▶ RECORD EXTRACTS
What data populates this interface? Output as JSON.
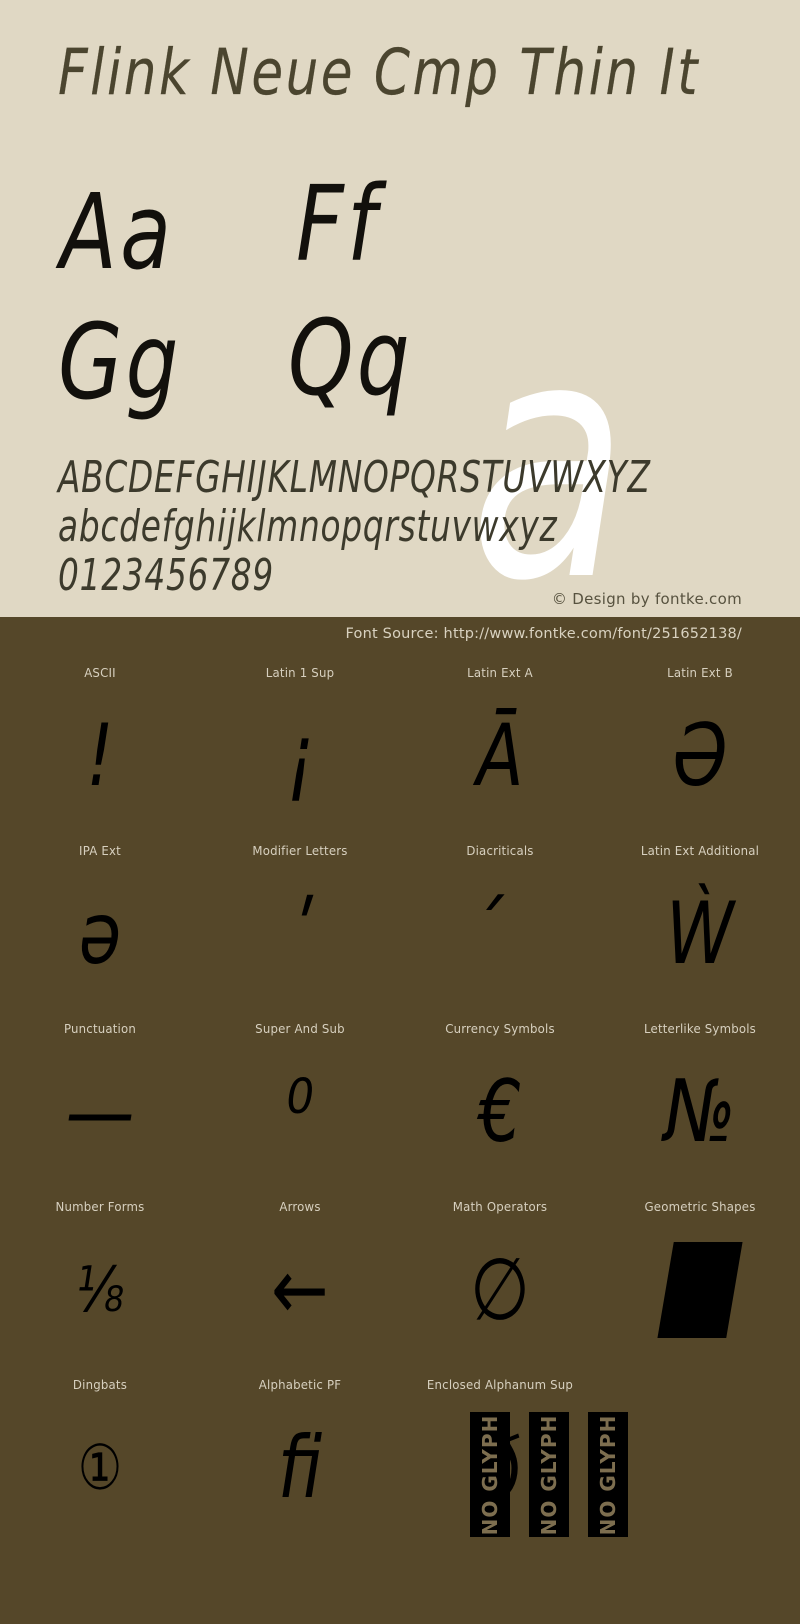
{
  "title": "Flink Neue Cmp Thin It",
  "showcase": {
    "pairs": [
      "Aa",
      "Ff",
      "Gg",
      "Qq"
    ],
    "big_glyph": "a"
  },
  "alphabet": {
    "uppercase": "ABCDEFGHIJKLMNOPQRSTUVWXYZ",
    "lowercase": "abcdefghijklmnopqrstuvwxyz",
    "digits": "0123456789"
  },
  "copyright": "© Design by fontke.com",
  "font_source": "Font Source: http://www.fontke.com/font/251652138/",
  "colors": {
    "top_background": "#e0d8c4",
    "bottom_background": "#554729",
    "glyph_black": "#000000",
    "glyph_white": "#ffffff",
    "label_text": "#d7d0bf"
  },
  "unicode_blocks": [
    {
      "label": "ASCII",
      "sample": "!",
      "size": "normal"
    },
    {
      "label": "Latin 1 Sup",
      "sample": "¡",
      "size": "normal"
    },
    {
      "label": "Latin Ext A",
      "sample": "Ā",
      "size": "normal"
    },
    {
      "label": "Latin Ext B",
      "sample": "Ə",
      "size": "normal"
    },
    {
      "label": "IPA Ext",
      "sample": "ə",
      "size": "normal"
    },
    {
      "label": "Modifier Letters",
      "sample": "ʹ",
      "size": "normal"
    },
    {
      "label": "Diacriticals",
      "sample": "́",
      "size": "normal"
    },
    {
      "label": "Latin Ext Additional",
      "sample": "Ẁ",
      "size": "normal"
    },
    {
      "label": "Punctuation",
      "sample": "—",
      "size": "normal"
    },
    {
      "label": "Super And Sub",
      "sample": "⁰",
      "size": "normal"
    },
    {
      "label": "Currency Symbols",
      "sample": "€",
      "size": "normal"
    },
    {
      "label": "Letterlike Symbols",
      "sample": "№",
      "size": "normal"
    },
    {
      "label": "Number Forms",
      "sample": "⅛",
      "size": "small"
    },
    {
      "label": "Arrows",
      "sample": "←",
      "size": "normal"
    },
    {
      "label": "Math Operators",
      "sample": "∅",
      "size": "normal"
    },
    {
      "label": "Geometric Shapes",
      "sample": "",
      "size": "shape"
    },
    {
      "label": "Dingbats",
      "sample": "①",
      "size": "small"
    },
    {
      "label": "Alphabetic PF",
      "sample": "ﬁ",
      "size": "normal"
    },
    {
      "label": "Enclosed Alphanum Sup",
      "sample": "ð",
      "size": "normal"
    },
    {
      "label": "",
      "sample": "",
      "size": "empty"
    }
  ],
  "no_glyph": {
    "label": "NO GLYPH",
    "count": 3
  }
}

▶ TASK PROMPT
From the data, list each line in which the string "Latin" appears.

▶ TASK ANSWER
      "label": "Latin 1 Sup",
      "label": "Latin Ext A",
      "label": "Latin Ext B",
      "label": "Latin Ext Additional",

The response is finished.